Youth urged to share faith, love God and neighbor

Categories: Around the Diocese

What defines success?” musician John Angotti asked the approximately 500 youth gathered in a gym at St. John’s University in Collegeville. “Is success defined by what’s in your bank account, or is success defined by how you love?”

Society’s answer too often is that money is more important people, that you have to act a certain way or look a way to be loved, he said.

“It’s a lie.”

The self-described “music missionary,” from Memphis, Tenn., was the keynote speaker at the St. Cloud Diocese’s annual Senior High Youth Rally Oct. 26.


Youth prayed with DJ Bill Lage, the event’s emcee, at the start of the St. Cloud Diocesan Senior High Youth Rally Oct. 26 at St. John’s University. Photos by Dianne Towalski

Through word, music and his own personal testimony, Angotti delivered a message to the youth that God loves them, that it’s important to see the world through a Gospel lens and share their faith with others, and that they need to recognize Christ in the people they encounter every day.

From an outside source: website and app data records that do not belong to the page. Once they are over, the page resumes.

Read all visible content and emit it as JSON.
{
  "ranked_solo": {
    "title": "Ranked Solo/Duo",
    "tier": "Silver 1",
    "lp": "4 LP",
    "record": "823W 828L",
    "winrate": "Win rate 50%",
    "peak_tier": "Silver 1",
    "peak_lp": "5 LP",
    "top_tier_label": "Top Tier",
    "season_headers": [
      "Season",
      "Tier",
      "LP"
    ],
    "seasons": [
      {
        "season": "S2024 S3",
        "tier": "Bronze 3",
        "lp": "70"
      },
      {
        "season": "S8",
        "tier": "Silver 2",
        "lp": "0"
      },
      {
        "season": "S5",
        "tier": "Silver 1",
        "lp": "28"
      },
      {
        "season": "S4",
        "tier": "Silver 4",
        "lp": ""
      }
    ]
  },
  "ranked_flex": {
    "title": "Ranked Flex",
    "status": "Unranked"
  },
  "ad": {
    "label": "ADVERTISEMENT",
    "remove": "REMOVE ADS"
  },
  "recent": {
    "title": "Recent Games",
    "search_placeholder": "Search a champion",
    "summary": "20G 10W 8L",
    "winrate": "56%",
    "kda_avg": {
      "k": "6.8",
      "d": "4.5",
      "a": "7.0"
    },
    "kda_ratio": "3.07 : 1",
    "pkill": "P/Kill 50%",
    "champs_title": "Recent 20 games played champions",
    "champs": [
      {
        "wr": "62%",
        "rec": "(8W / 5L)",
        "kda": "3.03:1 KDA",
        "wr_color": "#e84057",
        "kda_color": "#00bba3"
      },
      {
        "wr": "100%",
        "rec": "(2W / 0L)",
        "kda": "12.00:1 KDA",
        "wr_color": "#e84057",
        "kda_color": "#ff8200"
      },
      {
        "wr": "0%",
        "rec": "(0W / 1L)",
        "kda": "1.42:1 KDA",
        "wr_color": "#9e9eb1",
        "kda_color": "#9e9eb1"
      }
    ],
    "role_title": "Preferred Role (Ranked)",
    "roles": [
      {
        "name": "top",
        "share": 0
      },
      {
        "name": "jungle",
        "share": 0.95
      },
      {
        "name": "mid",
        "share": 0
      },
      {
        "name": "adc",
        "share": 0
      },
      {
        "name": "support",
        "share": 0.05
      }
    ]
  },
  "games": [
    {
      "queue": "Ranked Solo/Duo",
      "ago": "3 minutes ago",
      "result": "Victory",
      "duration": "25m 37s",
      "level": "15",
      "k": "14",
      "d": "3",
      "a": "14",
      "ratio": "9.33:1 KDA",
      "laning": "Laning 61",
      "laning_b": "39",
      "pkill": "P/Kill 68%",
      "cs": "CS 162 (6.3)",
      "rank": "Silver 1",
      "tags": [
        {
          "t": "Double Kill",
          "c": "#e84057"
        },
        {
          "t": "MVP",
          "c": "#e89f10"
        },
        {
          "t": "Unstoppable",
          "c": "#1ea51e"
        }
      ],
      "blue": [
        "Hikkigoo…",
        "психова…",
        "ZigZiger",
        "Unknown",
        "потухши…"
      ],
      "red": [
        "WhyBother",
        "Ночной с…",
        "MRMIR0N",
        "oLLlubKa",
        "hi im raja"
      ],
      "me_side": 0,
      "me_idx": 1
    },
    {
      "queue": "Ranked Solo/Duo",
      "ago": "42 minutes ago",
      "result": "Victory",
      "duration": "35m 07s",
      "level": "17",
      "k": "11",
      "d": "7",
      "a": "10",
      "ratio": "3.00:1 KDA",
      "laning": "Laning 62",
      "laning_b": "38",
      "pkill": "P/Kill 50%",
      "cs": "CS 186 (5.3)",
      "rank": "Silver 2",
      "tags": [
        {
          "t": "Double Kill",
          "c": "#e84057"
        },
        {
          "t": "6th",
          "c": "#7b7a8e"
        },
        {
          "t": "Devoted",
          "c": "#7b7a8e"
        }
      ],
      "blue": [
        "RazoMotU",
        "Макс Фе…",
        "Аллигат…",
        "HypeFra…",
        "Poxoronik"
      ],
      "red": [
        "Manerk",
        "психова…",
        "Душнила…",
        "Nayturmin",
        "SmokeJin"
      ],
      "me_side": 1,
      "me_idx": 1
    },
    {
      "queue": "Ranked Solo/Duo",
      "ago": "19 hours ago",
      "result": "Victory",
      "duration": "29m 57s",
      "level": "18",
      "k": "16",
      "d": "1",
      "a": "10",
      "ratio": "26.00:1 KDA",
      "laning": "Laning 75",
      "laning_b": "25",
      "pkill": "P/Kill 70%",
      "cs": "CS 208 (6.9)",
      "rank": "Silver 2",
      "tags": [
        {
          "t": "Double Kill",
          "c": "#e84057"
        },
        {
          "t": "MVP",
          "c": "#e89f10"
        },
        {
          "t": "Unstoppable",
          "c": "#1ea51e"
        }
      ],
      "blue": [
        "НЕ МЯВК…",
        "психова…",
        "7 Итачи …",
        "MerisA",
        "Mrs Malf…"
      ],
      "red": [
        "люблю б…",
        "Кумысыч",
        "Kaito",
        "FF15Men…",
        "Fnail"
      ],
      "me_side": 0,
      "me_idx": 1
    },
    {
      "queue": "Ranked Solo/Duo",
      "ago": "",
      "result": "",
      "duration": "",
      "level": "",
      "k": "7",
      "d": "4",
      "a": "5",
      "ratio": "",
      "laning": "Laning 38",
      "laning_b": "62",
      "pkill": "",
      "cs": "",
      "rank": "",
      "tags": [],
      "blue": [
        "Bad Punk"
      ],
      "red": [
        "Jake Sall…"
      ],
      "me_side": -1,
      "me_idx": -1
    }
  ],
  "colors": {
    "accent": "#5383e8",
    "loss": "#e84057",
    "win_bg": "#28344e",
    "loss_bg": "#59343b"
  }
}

Just before Mass in the Abbey Church with Bishop Donald Kettler, Angotti told the youth: “The transformative part of the Mass … is at consumption, when all of a sudden Christ present in the sacrament is now Christ present in me. And, I need to be different. I need to be changed. … At the end of Mass we’re sent out — sent back out on this mission of love together as one people.”

During his homily, Bishop Kettler shared a similar message with a reflection on the Gospel account of the Pharisee who asked Jesus which commandment in the law is the greatest.

“Jesus tells us today that his most important directive, his main commandment, is to love God as much as possible and love our neighbors like we want others to love us,” the bishop said.

“Loving our neighbor does not mean only doing good things for them,” he added. “It also means caring that they, too, will someday get to heaven. It means helping them to get to know Jesus by our loving and caring for them.”


Youth sang along with “music missionary” John Angotti, the event’s keynote speaker. Photos by Dianne Towalski

  He told a story about a man who once asked his goddaugh-ter which doll in her collection was her favorite. The girl went into her room and returned with the most tattered doll he had ever seen — its hair was missing, the nose was broken off and an arm was cracked.

The man said to her: “Why do you love this one the most?” The little girl replied: “Because she needs it most. If I didn’t love her, nobody would.”

“That should be how we keep the commandment to love God and to love our neighbor as ourselves,” Bishop Kettler said.

The youth contributed $856 during the collection at Mass for the Child Survival Project, which seeks to improve the lives of young people in the Diocese of Homa Bay, Kenya, whose families are affected by HIV/AIDS.

Asking questions


Theresa Liebsch, left, and Carolyn Dinkel from St. Mary of Mount Carmel Parish in Long Prairie participated in an icebreaker activity during the rally. Photos by Dianne Towalski

The rally included a challenge talk by the Diocesan Youth Council, performance by the JP II Players, recreation opportunities, exhibitors and a dance. It also featured a question-and-answer session with Bishop Kettler, Angotti, Benedictine Abbot John Klassen of St. John’s Abbey and Benedictine Sister Michaela Hedican, the prioress of St. Benedict’s Monastery in St. Joseph.

The questions from youth — some of which were submit-ted via the rally’s Twitter hashtag, #STCrally2014 — covered a wide range of topics from “When did you decide to become a priest, or sister or music missionary?” and “What do you do for fun?” to “What is your favorite type of prayer form?” and “What is your favorite Bible verse?” (Bishop Kettler cited three consecutive stories in chapter 15 of Luke’s Gospel that emphasize God’s care and forgiveness: the parables of the lost sheep, the lost coin and the prodigal son).

Two individuals at the rally received awards. Sam Manning of Christ Our Light Parish in Princeton and Zimmerman received the St. Timothy Award, the highest recognition from the National Federation for Catholic Youth Ministry that a di-ocese can give to a youth. Melissa Fox of St. Marcus Parish in Clear Lake received the Companions on the Journey Award, the highest honor from the NFCYM that a diocese can award to an adult. (See stories on the St. Timothy Award and Companions on the Journey)

The next Senior High Youth Rally is set for Oct. 25, 2015, with keynoter Steve Angrisano.